Flip your wig
As old as the gothic novel itself is the cliche of the demented relative who is kept hidden from the outside world, usually locked up in a tower room or basement dungeon. Almost as old is the idea that the rest of the family is none too stable themselves. Check out James Whale’s The Old Dark House some time for a prime example of this type of story.
It was probably inevitable that Herschell Gordon Lewis, the “Godfather of Gore”, would get around to this type of plot, applying to it his own mix of black humor and outrageous bloodshed. Though the traditional gothic is usually set in a European castle — or at least a New England mansion — Lewis decided to stick to the newer American Gothic tradition exploited so successfully by Psycho and Lewis’ own Two Thousand Maniacs. The American Gothic nests its little terrors in the backroads and small towns of rural America, usually in the South or Midwest. In so doing, he furthered a subgenre that would produce The Hills Have Eyes, Friday the 13th, and The Texas Chainsaw Massacre.
The Gruesome Twosome begins with a famous, and totally stupid pre-credits scene that features two wigs having a little chat. The story is that an unnamed assistant failed to keep proper track of the timing on the picture, and finding himself about 10 minutes short of the minimum 70 minute running time — and with no budget, cast or crew left — a few extraneous scenes had to be shoehorned in. Lewis is thoroughly embarrassed by this scene, and feels that it ruined the picture. But for fans, it’s just another twisted delight from the world of psychotronic films.
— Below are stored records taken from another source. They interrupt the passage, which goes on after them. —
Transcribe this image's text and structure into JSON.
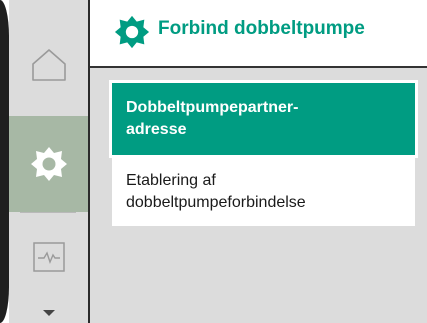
{
  "header": {
    "title": "Forbind dobbeltpumpe",
    "icon": "gear-icon",
    "accent_color": "#009c82"
  },
  "sidebar": {
    "items": [
      {
        "name": "home",
        "icon": "home-icon",
        "selected": false
      },
      {
        "name": "settings",
        "icon": "gear-icon",
        "selected": true
      },
      {
        "name": "diagnostics",
        "icon": "monitor-icon",
        "selected": false
      }
    ],
    "more_icon": "chevron-down-icon"
  },
  "menu": {
    "items": [
      {
        "label": "Dobbeltpumpepartner-\nadresse",
        "selected": true
      },
      {
        "label": "Etablering af\ndobbeltpumpeforbindelse",
        "selected": false
      }
    ]
  }
}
Cut to the Little Wig Shop of Mrs. Pringle (Elizabeth Davis), which advertises 100% human hair wigs. A freshman college co-ed arrives, intending to check out the advertised room for rent. The wig business is expensive to operate, especially when one has to support a mentally damaged son. But Mrs. Pringle is lucky enough to be crazy herself, and has come up with a solution: the room for rent is merely a ruse to attract lovely young girls. Upon arriving, the co-ed is immediately thrown in the basement, where she meets Rodney Pringle (Chris Martell). Rodney goes to work, scalping the girl with a big butcher knife. Lewis’ camera takes it all in, lingering on the gruesome details.
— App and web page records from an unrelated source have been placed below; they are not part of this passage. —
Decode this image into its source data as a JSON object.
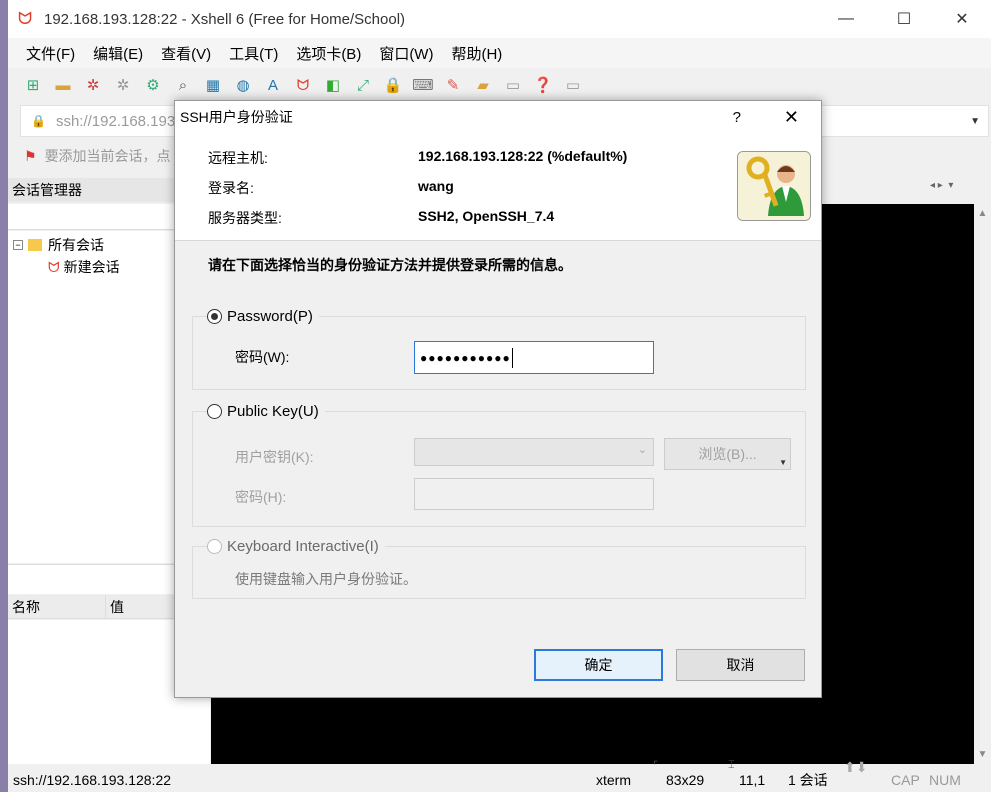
{
  "window": {
    "title": "192.168.193.128:22 - Xshell 6 (Free for Home/School)",
    "minimize": "—",
    "maximize": "☐",
    "close": "✕"
  },
  "menu": [
    "文件(F)",
    "编辑(E)",
    "查看(V)",
    "工具(T)",
    "选项卡(B)",
    "窗口(W)",
    "帮助(H)"
  ],
  "address": {
    "text": "ssh://192.168.193"
  },
  "hint": {
    "text": "要添加当前会话，点"
  },
  "sessions": {
    "header": "会话管理器",
    "root": "所有会话",
    "child": "新建会话"
  },
  "props": {
    "col_name": "名称",
    "col_value": "值"
  },
  "status": {
    "url": "ssh://192.168.193.128:22",
    "term": "xterm",
    "size": "83x29",
    "pos": "11,1",
    "sessions": "1 会话",
    "cap": "CAP",
    "num": "NUM"
  },
  "dialog": {
    "title": "SSH用户身份验证",
    "help": "?",
    "close": "✕",
    "host_label": "远程主机:",
    "host_value": "192.168.193.128:22 (%default%)",
    "user_label": "登录名:",
    "user_value": "wang",
    "server_label": "服务器类型:",
    "server_value": "SSH2, OpenSSH_7.4",
    "instruction": "请在下面选择恰当的身份验证方法并提供登录所需的信息。",
    "password_option": "Password(P)",
    "password_label": "密码(W):",
    "password_value": "●●●●●●●●●●●",
    "pubkey_option": "Public Key(U)",
    "userkey_label": "用户密钥(K):",
    "browse_label": "浏览(B)...",
    "passphrase_label": "密码(H):",
    "kbd_option": "Keyboard Interactive(I)",
    "kbd_desc": "使用键盘输入用户身份验证。",
    "ok": "确定",
    "cancel": "取消"
  }
}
Kathy Baker (Gretchen Wells) is an irresponsible young college girl with beautiful long blonde hair. She discusses her desire to move out of her dorm, despite the fact that all the girls are afraid because of reports of disappearances recently. Note the appearance on screen of Kentucky Fried Chicken, official caterer to low budget exploitation filmmakers during the 1960s. Also note the music of the director’s son Robert Lewis’ band Rudy & the Rascals on the soundtrack.
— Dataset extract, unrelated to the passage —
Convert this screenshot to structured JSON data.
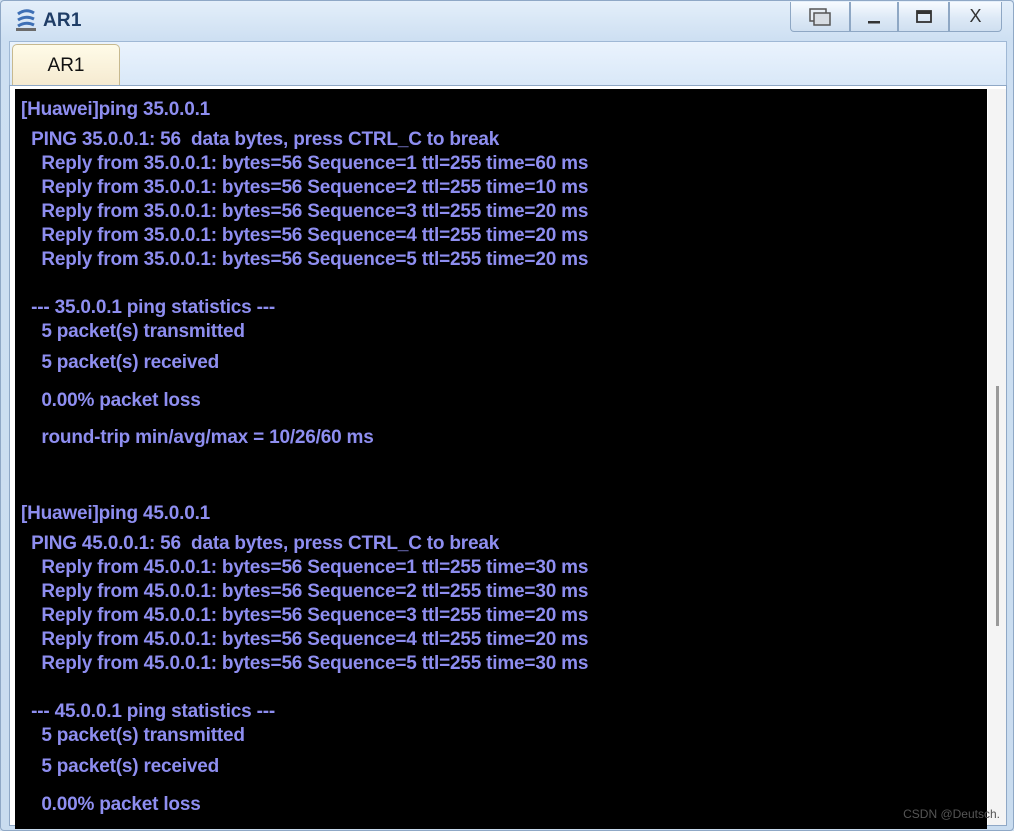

The film seems thoroughly hair-obsessed sometimes, as somebody is brushing, combing, washing, talking about or playing with hair in almost every scene.
Kathy fancies herself a girl detective and causes a bit of trouble trying to track down clues. Though scolded by police and razzed by her friends, Kathy is undeterred in her passion to solve the mystery. She can’t think of anything besides mysteries, even when her befuddled boyfriend Dave Ford (Rodney Bedell) takes her to the drive-in.
The next morning, Kathy’s friend Dawn Farrell goes to the Little Wig Shop to rent the room, and falls victim to Rodney, who breaks in his brand new electric knife by cutting off Dawn’s head. One after another, young women tumble into the basement of horror beneath the Little Wig Shop. Before long, our heroine Kathy finds a clue that leads her there.
The image quality on The Gruesome Twosome is typical of Lewis’ films, and Something Weird supplies their usual fine transfer — fine enough that Lewis is visible for some time, reflected in a window in the Chinese Drive-In Restaurant scene. But the audio quality is unusually poor here, rendering much of the dialogue fuzzy. Subtitles would have been a welcome addition.
It wouldn’t do much to help the quality of the acting, which is particularly abominable. An exception is Chris Martell, who was a fixture in Florida exploitation, and can also be seen in Flesh Feast, The Hooked Generation, Scream Baby Scream, and others. His portrayal of the childlike maniac is strangely sympathetic, managing to look innocent even when performing the most heinous acts. Lewis regular Bill Kerwin served as production manager, but is absent from the cast. Since it’s a family affair, Barbara and Kim Kerwin show up, as do Lewis’ sons Michael and Robert. The Wizard of Gore, Ray Sager, can be glimpsed in the drive-in movie, munching on beer and potato chips in a weak parody of Tom Jones.
An audio commentrak is included with Herschell Gordon Lewis and Something Weird’s Mike Vraney and Jimmy Maslin. Lewis tells how the film was made, talks about the fact that this is his first attempt at broad black humor, what he loves about the medium of cinema, and why he returned to gore at the request of distributors.
The disc includes the same “Herschell Gordon Lewis Gallery of Exploitation Art” as other HGL DVDs. There’s also one of Something Weird’s loopy shorts, Wig-O-Rama, apparently clipped from a 1960s mondo picture.